RH: I’d say the biggest influences for Louis The Child would be Madeon, Flume, Porter Robinson and Odesza. Early on we were super influenced by electro-house people — way back we loved Dada Life, but our influences have changed.
DT: Where did the name Louis The Child come from?
RH: We went on Wikipedia and hit the random article button a couple of times, then Louis The Child popped up and we thought, “Yeah, that sounds good and we went with it,”
DT: EDM is an umbrella term representing many kinds of electronic music. What would you say the style of Louis The Child is within EDM?
RH: I really couldn’t tell you where our [style] fits because our sound is pretty broad, but it still feels like it’s cohesive. People might put us under the future bass category.
DT: How do you and Freddy split up your work? What is your group chemistry like?
RH: We both came from different backgrounds. I came from more of a DJing background and when I was making mashups, I was doing it through DJing and live mixing. Freddy came from more of a production background, actually using a [digital audio workstation] to make music. After getting together, we started to cross paths more with DJing and production. It’s getting better.
DT: Who do you like to listen to? Any particular bands or artists?
RH: I’ll listen to anything but country. It’s always changing, but I’ve been floating in and out of a Phish phase lately. Currently, I really dig Chance the Rapper.
DT: What do you think caused the song to be so successful?
RH: The song was very catchy and had more of a pop appeal, and it was an original song so that added some more meaning. We put in a lot of work behind the scenes trying to set up a big premiere for it. Taylor Swift posted a picture of songs she was really into, and “It’s Strange” was on it. Then Lorde tweeted out the lyrics to the song not too long ago. We put in a lot of work to get it out to as many people as possible.
DT: You guys are on a national tour. What have been some of the highlights so far?

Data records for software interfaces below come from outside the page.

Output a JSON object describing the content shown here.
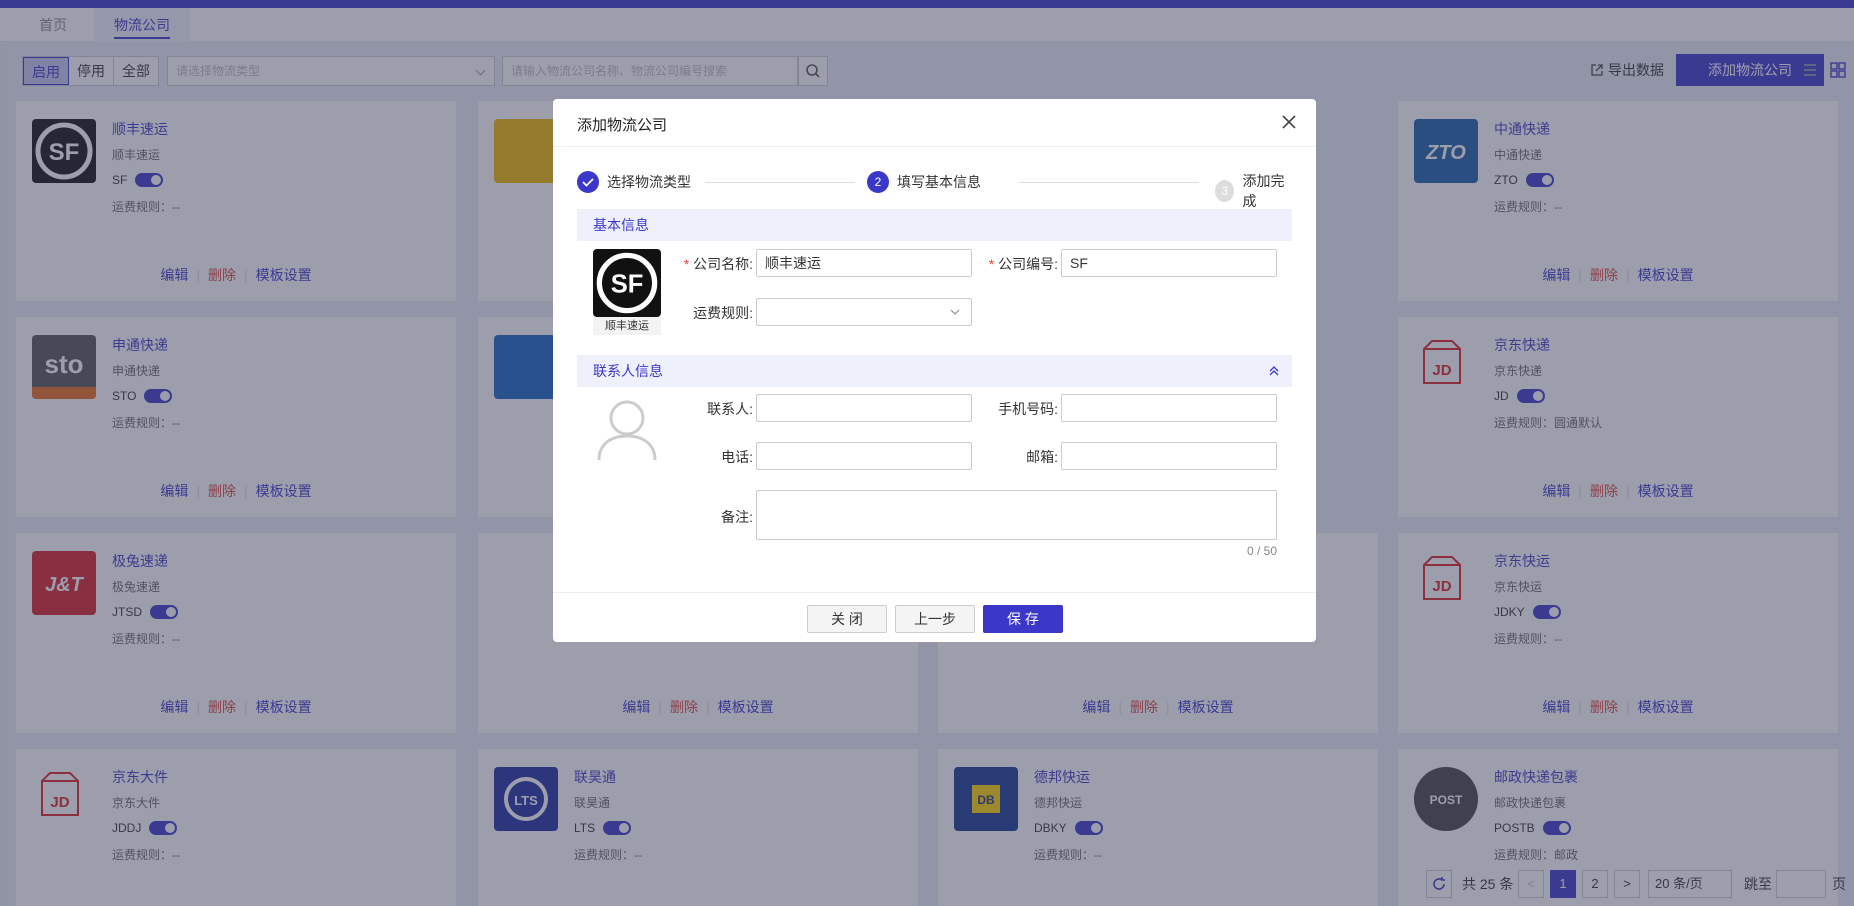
{
  "tabs": [
    {
      "label": "首页"
    },
    {
      "label": "物流公司"
    }
  ],
  "toolbar": {
    "status_filters": [
      "启用",
      "停用",
      "全部"
    ],
    "type_placeholder": "请选择物流类型",
    "search_placeholder": "请输入物流公司名称、物流公司编号搜索",
    "export_label": "导出数据",
    "add_label": "添加物流公司"
  },
  "card_actions": {
    "edit": "编辑",
    "delete": "删除",
    "template": "模板设置"
  },
  "cards": [
    {
      "name": "顺丰速运",
      "sub": "顺丰速运",
      "code": "SF",
      "rule": "运费规则：--",
      "logo_text": "SF"
    },
    {
      "name": "中通快递",
      "sub": "中通快递",
      "code": "ZTO",
      "rule": "运费规则：--",
      "logo_text": "ZTO"
    },
    {
      "name": "申通快递",
      "sub": "申通快递",
      "code": "STO",
      "rule": "运费规则：--",
      "logo_text": "sto"
    },
    {
      "name": "京东快递",
      "sub": "京东快递",
      "code": "JD",
      "rule": "运费规则：圆通默认",
      "logo_text": "JD"
    },
    {
      "name": "极兔速递",
      "sub": "极兔速递",
      "code": "JTSD",
      "rule": "运费规则：--",
      "logo_text": "J&T"
    },
    {
      "name": "京东快运",
      "sub": "京东快运",
      "code": "JDKY",
      "rule": "运费规则：--",
      "logo_text": "JD"
    },
    {
      "name": "京东大件",
      "sub": "京东大件",
      "code": "JDDJ",
      "rule": "运费规则：--",
      "logo_text": "JD"
    },
    {
      "name": "联昊通",
      "sub": "联昊通",
      "code": "LTS",
      "rule": "运费规则：--",
      "logo_text": "LTS"
    },
    {
      "name": "德邦快运",
      "sub": "德邦快运",
      "code": "DBKY",
      "rule": "运费规则：--",
      "logo_text": "DB"
    },
    {
      "name": "邮政快递包裹",
      "sub": "邮政快递包裹",
      "code": "POSTB",
      "rule": "运费规则：邮政",
      "logo_text": "POST"
    }
  ],
  "modal": {
    "title": "添加物流公司",
    "steps": [
      "选择物流类型",
      "填写基本信息",
      "添加完成"
    ],
    "step_numbers": [
      "2",
      "3"
    ],
    "section_basic": "基本信息",
    "logo_caption": "顺丰速运",
    "company_name_label": "公司名称:",
    "company_name_value": "顺丰速运",
    "company_code_label": "公司编号:",
    "company_code_value": "SF",
    "freight_rule_label": "运费规则:",
    "section_contact": "联系人信息",
    "contact_label": "联系人:",
    "mobile_label": "手机号码:",
    "phone_label": "电话:",
    "email_label": "邮箱:",
    "remark_label": "备注:",
    "remark_count": "0 / 50",
    "btn_close": "关 闭",
    "btn_prev": "上一步",
    "btn_save": "保 存"
  },
  "pagination": {
    "total": "共 25 条",
    "pages": [
      "1",
      "2"
    ],
    "page_size": "20 条/页",
    "jump_label": "跳至",
    "page_unit": "页"
  },
  "colors": {
    "accent": "#3a37c9",
    "danger": "#e0423d"
  }
}
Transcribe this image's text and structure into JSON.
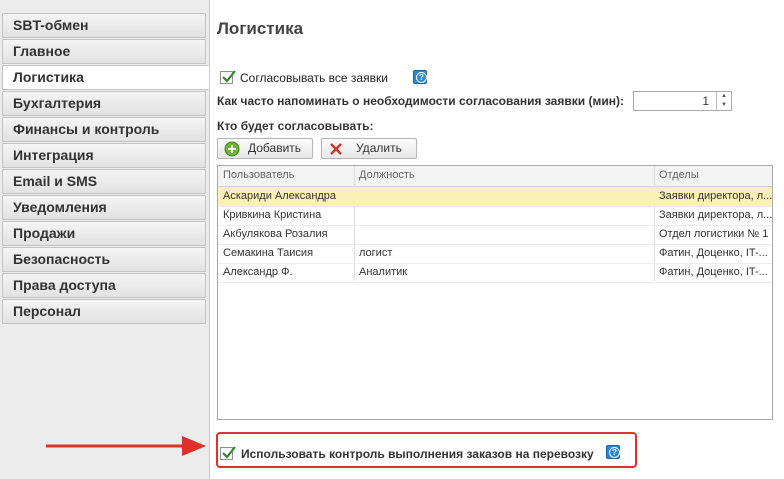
{
  "sidebar": {
    "items": [
      {
        "label": "SBT-обмен"
      },
      {
        "label": "Главное"
      },
      {
        "label": "Логистика"
      },
      {
        "label": "Бухгалтерия"
      },
      {
        "label": "Финансы и контроль"
      },
      {
        "label": "Интеграция"
      },
      {
        "label": "Email и SMS"
      },
      {
        "label": "Уведомления"
      },
      {
        "label": "Продажи"
      },
      {
        "label": "Безопасность"
      },
      {
        "label": "Права доступа"
      },
      {
        "label": "Персонал"
      }
    ],
    "active": "Логистика"
  },
  "main": {
    "title": "Логистика",
    "approve_all_label": "Согласовывать все заявки",
    "approve_all_checked": true,
    "remind_label": "Как часто напоминать о необходимости согласования заявки (мин):",
    "remind_value": "1",
    "who_label": "Кто будет согласовывать:",
    "add_button": "Добавить",
    "delete_button": "Удалить",
    "table": {
      "columns": [
        "Пользователь",
        "Должность",
        "Отделы"
      ],
      "rows": [
        [
          "Аскариди Александра",
          "",
          "Заявки директора, л..."
        ],
        [
          "Кривкина Кристина",
          "",
          "Заявки директора, л..."
        ],
        [
          "Акбулякова Розалия",
          "",
          "Отдел логистики № 1"
        ],
        [
          "Семакина Таисия",
          "логист",
          "Фатин, Доценко, IT-..."
        ],
        [
          "Александр Ф.",
          "Аналитик",
          "Фатин, Доценко, IT-..."
        ]
      ],
      "selected_row": 0
    },
    "use_control_label": "Использовать контроль выполнения заказов на перевозку",
    "use_control_checked": true,
    "help_icon": "?"
  },
  "colors": {
    "accent_red": "#e0302a",
    "selection": "#fbf0b5",
    "help_blue": "#2b88d8",
    "check_green": "#2e8b2e"
  },
  "icons": {
    "help": "question-icon",
    "add": "plus-circle-icon",
    "delete": "red-x-icon",
    "check": "checkmark-icon",
    "arrow": "red-arrow-icon"
  }
}
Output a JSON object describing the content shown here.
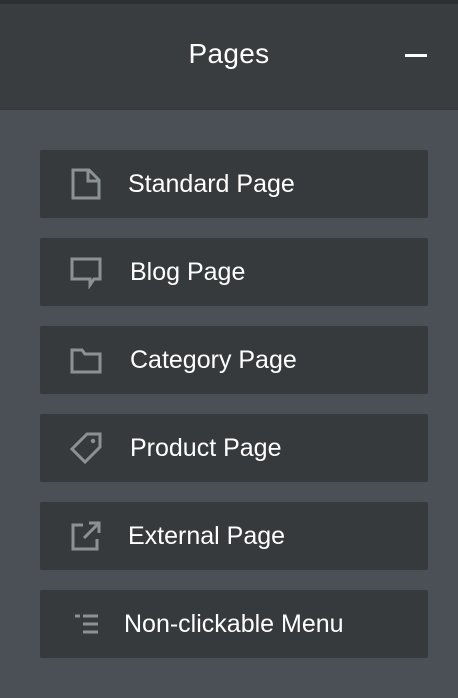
{
  "panel": {
    "title": "Pages",
    "collapse_icon": "minus-icon"
  },
  "items": [
    {
      "label": "Standard Page",
      "icon": "document-icon"
    },
    {
      "label": "Blog Page",
      "icon": "speech-bubble-icon"
    },
    {
      "label": "Category Page",
      "icon": "folder-icon"
    },
    {
      "label": "Product Page",
      "icon": "tag-icon"
    },
    {
      "label": "External Page",
      "icon": "external-link-icon"
    },
    {
      "label": "Non-clickable Menu",
      "icon": "menu-list-icon"
    }
  ],
  "colors": {
    "header_background": "#393d40",
    "panel_background": "#4a5055",
    "item_background": "#363a3d",
    "icon_color": "#8c9194",
    "text_color": "#ffffff"
  }
}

RH: I think one of the coolest things so far is that we’ve been able to sell out the last 10 shows, including the Canopy Club in Urbana, which is way bigger than any venue we’ve played before. It was a huge success for us, especially because we’ve opened for the Chainsmokers and Madeon there, so coming back as a headliner and being sold out was really cool. And just seeing the amount of people who want to come out to our shows and all the people who sing lyrics to our songs.
RH: Have you ever received negative feedback, and how do you deal with that?
DT: We don’t pay too much attention to that. Kids are gonna hate and say what they want. If someone says the song just sucks, we don’t let it get to us. If someone has a compelling point, then sure we consider it, but in the end we know we’re confident with what we’re producing.
DT: How are you able to balance music with school?
RH: It hasn’t been too bad. I’ve manipulated my schedule to have certain days off and I find time for Louis The Child when I can. Freddy is a year younger than me, so he needs to finish up high school. Then he’s going to move out to L.A., and I’m planning on taking a leave of absence after this semester to work with Louis The Child full time, which I’m very excited about. We’ll see where things go.
DT: You guys are booked for Coachella. How did you get that gig?
RH: We have a booking agent that tries to get us gigs. He told us a while back that he was trying to get us Coachella. One day he sent over an email and said, “Hey, here’s the offer from Coachella. Let me know if you want to do it.” Obviously you say yes to that. When I saw the email, I was in my dorm room and I screamed! I had gone the past two years with my sister, and I have always considered it a dream festival to play.
DT: What are your immediate goals for LTC?
RH: We have an EP that we’re finishing up right now; we’re thinking probably about five songs. We’re trying to release a single for it before Coachella, but we still don’t know the exact timeline on it. We hope to do more touring this summer and in the fall.